The rookie takes it all in.
In April 1982, third baseman Wade Boggs made the Red Sox after six years in the minors. He only got into 10 games through May, because Boston had a defending AL batting champion on third in Carney Lansford. Then, in late June, Lansford suffered a broken ankle and Boggs was given a chance to take his place.
The rookie took advantage of the situation, to put it mildly. Boggs went 10-for-20 in his first five games as a starter, hit .364 in June, .387 in July and .386 in August -- stroking the ball with a regularity that fans would get used to over the next decade. When Lansford came back in late July, manager Ralph Houk kept Boggs in the lineup by moving him to first base.
Boggs launches another one toward the Monster.
Could Middlebrooks pull a Wade Boggs and take Youk's job for good? Will he excel enough to prompt the Red Sox to trade their popular but slumping (and oft-injured) third baseman for some pitching help?
Time will tell, but it will be fun to see how the rookie takes advantage of his opportunity.
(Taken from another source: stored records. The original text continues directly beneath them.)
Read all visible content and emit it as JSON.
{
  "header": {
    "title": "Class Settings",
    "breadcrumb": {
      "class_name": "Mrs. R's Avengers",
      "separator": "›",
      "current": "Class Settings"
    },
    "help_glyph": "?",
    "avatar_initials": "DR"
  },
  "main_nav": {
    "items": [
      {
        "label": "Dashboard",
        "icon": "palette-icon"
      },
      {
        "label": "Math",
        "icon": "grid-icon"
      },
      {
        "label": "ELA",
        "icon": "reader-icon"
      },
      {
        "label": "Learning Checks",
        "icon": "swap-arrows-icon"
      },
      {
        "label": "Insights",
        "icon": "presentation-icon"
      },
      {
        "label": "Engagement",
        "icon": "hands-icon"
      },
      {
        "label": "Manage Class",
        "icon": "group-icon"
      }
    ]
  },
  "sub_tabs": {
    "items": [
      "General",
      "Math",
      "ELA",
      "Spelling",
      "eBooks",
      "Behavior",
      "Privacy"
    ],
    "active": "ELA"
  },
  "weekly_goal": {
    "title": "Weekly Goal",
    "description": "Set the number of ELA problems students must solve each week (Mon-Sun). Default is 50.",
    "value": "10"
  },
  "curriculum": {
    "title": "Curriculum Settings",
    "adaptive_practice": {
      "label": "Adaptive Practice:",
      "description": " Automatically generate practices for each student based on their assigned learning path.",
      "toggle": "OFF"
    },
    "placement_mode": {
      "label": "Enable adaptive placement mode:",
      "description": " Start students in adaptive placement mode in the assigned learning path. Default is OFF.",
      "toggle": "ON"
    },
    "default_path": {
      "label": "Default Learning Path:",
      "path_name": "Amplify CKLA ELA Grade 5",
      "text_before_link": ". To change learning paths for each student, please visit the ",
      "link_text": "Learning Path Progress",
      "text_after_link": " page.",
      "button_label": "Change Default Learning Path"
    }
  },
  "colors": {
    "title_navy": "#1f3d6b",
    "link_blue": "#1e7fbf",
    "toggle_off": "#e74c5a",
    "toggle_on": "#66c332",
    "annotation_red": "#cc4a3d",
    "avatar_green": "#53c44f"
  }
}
He hasn't hit for as high an average overall as Boggs did in the minors, but he was batting .333 with nine homers in just 27 games at Pawtucket when called up yesterday. Then, in his first ML game, he went 2-for-3 with a double and a stolen base.
Middlebrooks was a bright spot on a dismal night.